We are continuing our discussion of a study scheduled to be published in January. The researcher, a law school professor, looked at policies from the top 10 insurance groups in six states. (Florida was not one of them.) What he found was that some of the big insurance companies use policy language that is "systematically less generous" than the language used in the once-standard Insurance Services Office policy.
Some of the differences are subtle, and some are less so. In our last post, for example, we talked about per item and aggregate damage limits for a "sudden electrical current." The peril isn't really a high priority, so the difference could easily go unnoticed. The study found, though, that some policies do not include mold or even lead coverage -- items that, depending on the homeowner, might be more noticeable.
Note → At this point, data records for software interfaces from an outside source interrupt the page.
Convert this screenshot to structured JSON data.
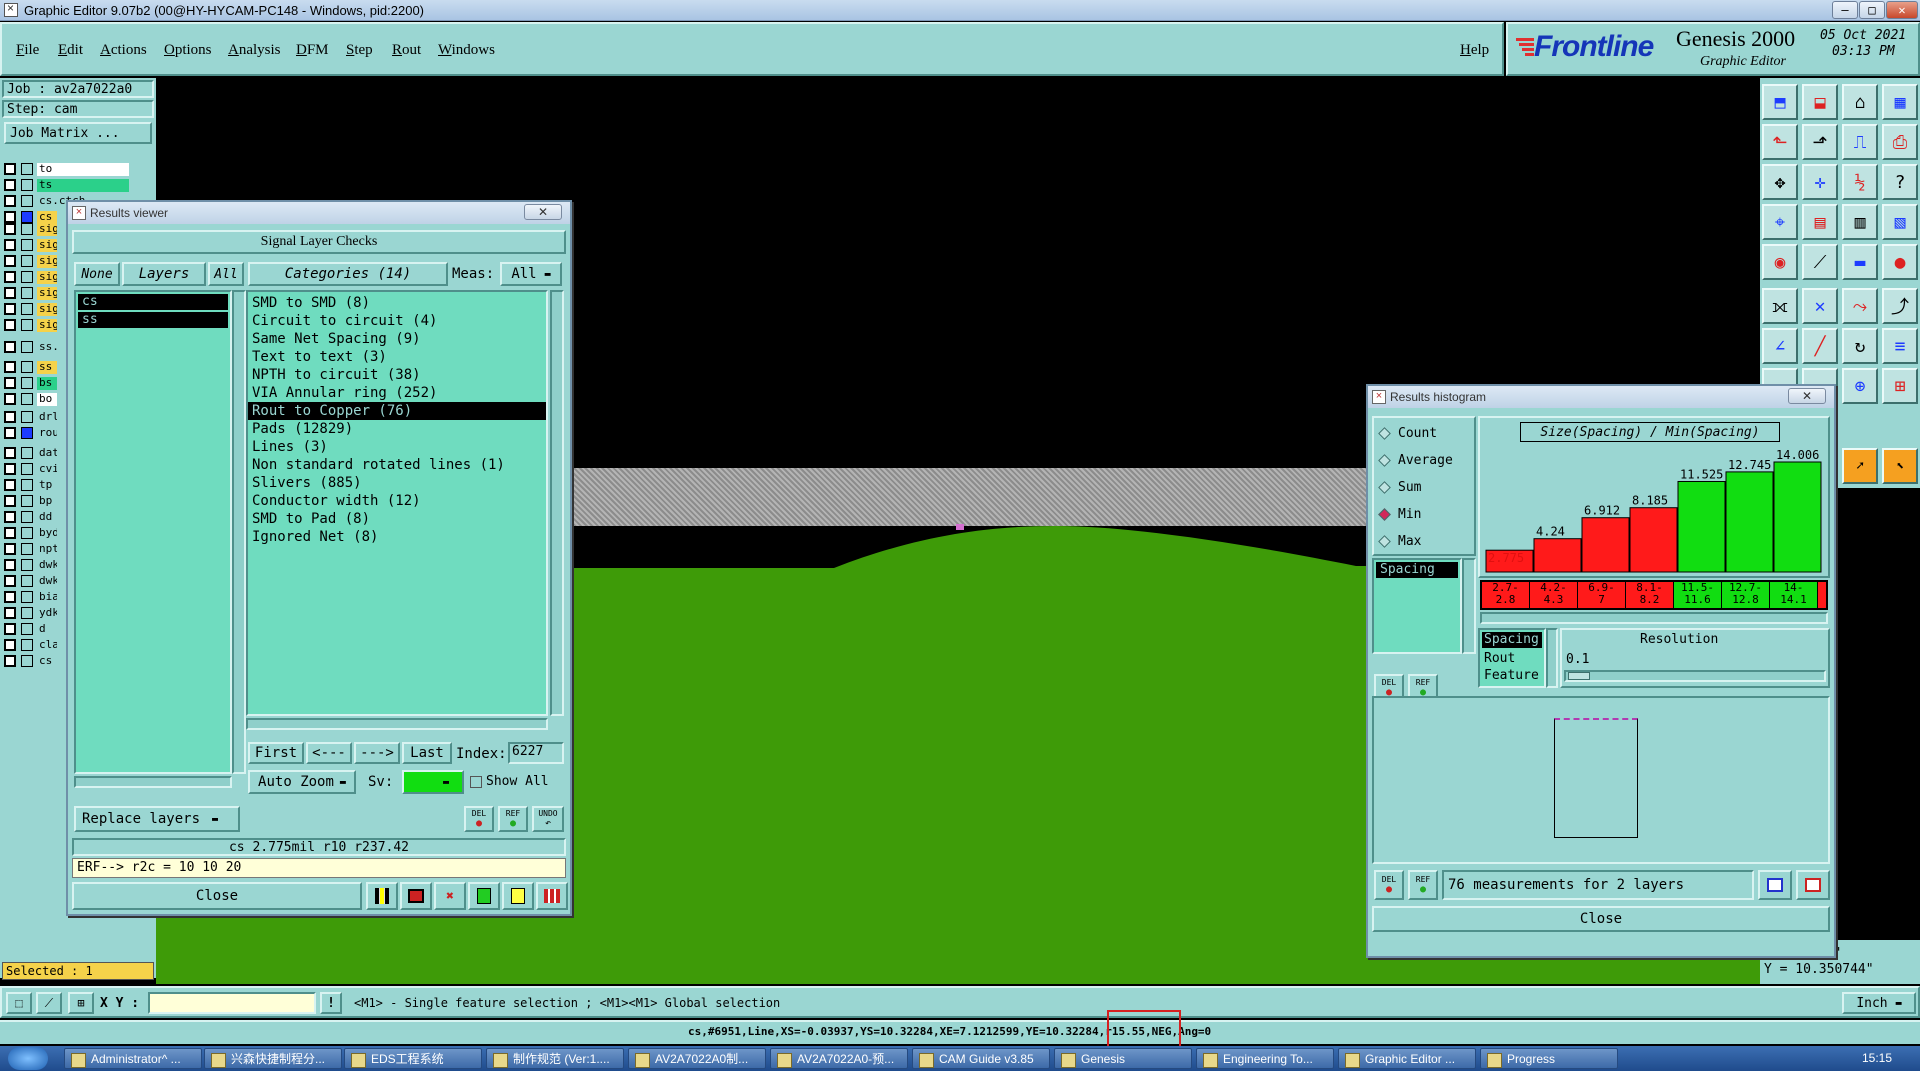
{
  "window": {
    "title": "Graphic Editor 9.07b2 (00@HY-HYCAM-PC148 - Windows, pid:2200)"
  },
  "menu": [
    "File",
    "Edit",
    "Actions",
    "Options",
    "Analysis",
    "DFM",
    "Step",
    "Rout",
    "Windows"
  ],
  "help": "Help",
  "brand": {
    "logo": "Frontline",
    "product": "Genesis 2000",
    "subtitle": "Graphic Editor",
    "date": "05 Oct 2021",
    "time": "03:13 PM"
  },
  "job": {
    "job_label": "Job : av2a7022a0",
    "step_label": "Step: cam",
    "matrix_button": "Job Matrix ..."
  },
  "layers": [
    "to",
    "ts",
    "cs.ctch",
    "cs",
    "sig",
    "sig",
    "sig",
    "sig",
    "sig",
    "sig",
    "sig",
    "ss.",
    "ss",
    "bs",
    "bo",
    "drl",
    "rou",
    "dat",
    "cvi",
    "tp",
    "bp",
    "dd",
    "byd",
    "npt",
    "dwk",
    "dwk",
    "bia",
    "ydk",
    "d",
    "cla",
    "cs"
  ],
  "selected_label": "Selected : 1",
  "results_viewer": {
    "title": "Results viewer",
    "header": "Signal Layer Checks",
    "none_btn": "None",
    "layers_btn": "Layers",
    "all_btn": "All",
    "categories_header": "Categories (14)",
    "meas_label": "Meas:",
    "meas_value": "All",
    "layer_list": [
      "cs",
      "ss"
    ],
    "categories": [
      "SMD to SMD (8)",
      "Circuit to circuit (4)",
      "Same Net Spacing (9)",
      "Text to text (3)",
      "NPTH to circuit (38)",
      "VIA Annular ring (252)",
      "Rout to Copper (76)",
      "Pads (12829)",
      "Lines (3)",
      "Non standard rotated lines (1)",
      "Slivers (885)",
      "Conductor width (12)",
      "SMD to Pad (8)",
      "Ignored Net (8)"
    ],
    "selected_category": "Rout to Copper (76)",
    "first_btn": "First",
    "prev_btn": "<---",
    "next_btn": "--->",
    "last_btn": "Last",
    "index_label": "Index:",
    "index_value": "6227",
    "autozoom": "Auto Zoom",
    "sv_label": "Sv:",
    "show_all": "Show All",
    "replace_layers": "Replace layers",
    "measure_line": "cs 2.775mil  r10  r237.42",
    "erf_line": "ERF--> r2c = 10 10 20",
    "close": "Close",
    "del": "DEL",
    "ref": "REF",
    "undo": "UNDO"
  },
  "histogram": {
    "title": "Results histogram",
    "options": [
      "Count",
      "Average",
      "Sum",
      "Min",
      "Max"
    ],
    "selected_option": "Min",
    "chart_title": "Size(Spacing) / Min(Spacing)",
    "list_left": [
      "Spacing"
    ],
    "list_bottom": [
      "Spacing",
      "Rout",
      "Feature"
    ],
    "resolution_label": "Resolution",
    "resolution_value": "0.1",
    "summary": "76 measurements for 2 layers",
    "close": "Close",
    "del": "DEL",
    "ref": "REF"
  },
  "chart_data": {
    "type": "bar",
    "title": "Size(Spacing) / Min(Spacing)",
    "categories": [
      "2.7-2.8",
      "4.2-4.3",
      "6.9-7",
      "8.1-8.2",
      "11.5-11.6",
      "12.7-12.8",
      "14-14.1"
    ],
    "category_labels": [
      "2.7-\n2.8",
      "4.2-\n4.3",
      "6.9-\n7",
      "8.1-\n8.2",
      "11.5-\n11.6",
      "12.7-\n12.8",
      "14-\n14.1"
    ],
    "values": [
      2.775,
      4.24,
      6.912,
      8.185,
      11.525,
      12.745,
      14.006
    ],
    "value_labels": [
      "2.775",
      "4.24",
      "6.912",
      "8.185",
      "11.525",
      "12.745",
      "14.006"
    ],
    "bar_colors": [
      "#ff1a1a",
      "#ff1a1a",
      "#ff1a1a",
      "#ff1a1a",
      "#11dd11",
      "#11dd11",
      "#11dd11"
    ],
    "ylim": [
      0,
      14.006
    ]
  },
  "coords": {
    "x_partial": "742\"",
    "y": "Y = 10.350744\""
  },
  "cmd": {
    "xy_label": "X Y :",
    "hint": "<M1> - Single feature selection ; <M1><M1> Global selection",
    "units": "Inch"
  },
  "info_line": "cs,#6951,Line,XS=-0.03937,YS=10.32284,XE=7.1212599,YE=10.32284,r15.55,NEG,Ang=0",
  "taskbar": {
    "items": [
      "Administrator^ ...",
      "兴森快捷制程分...",
      "EDS工程系统",
      "制作规范 (Ver:1....",
      "AV2A7022A0制...",
      "AV2A7022A0-预...",
      "CAM Guide v3.85",
      "Genesis",
      "Engineering To...",
      "Graphic Editor ...",
      "Progress"
    ],
    "clock": "15:15"
  },
  "colors": {
    "teal": "#9ad6d2",
    "mint": "#6fdcbf",
    "board_green": "#3e9b08",
    "bar_red": "#ff1a1a",
    "bar_green": "#11dd11",
    "highlight_box": "#d62020"
  }
}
In other cases, the language looks the same but has very different results. According to the researcher, the standard ISO policy insures against "risk of direct physical loss to property." He found one policy that substituted "risk of accidental direct physical loss" for the standard term and another that described it as "sudden and accidental direct physical loss."
Again, the change looks minor, but it isn't. Chances are good, for instance, that a tree limb crashing through your front window would be direct, accidental direct, and sudden and accidental direct physical loss.
But what about the baseball that some unknown kid decides to hurl through the same window? The addition of the word "accidental" could mean the difference between a paid claim and a denied claim.
We'll wrap this up in our next post.
Source: Wall Street Journal, "A home-insurance trap?" Leslie Scism, Dec. 3, 2011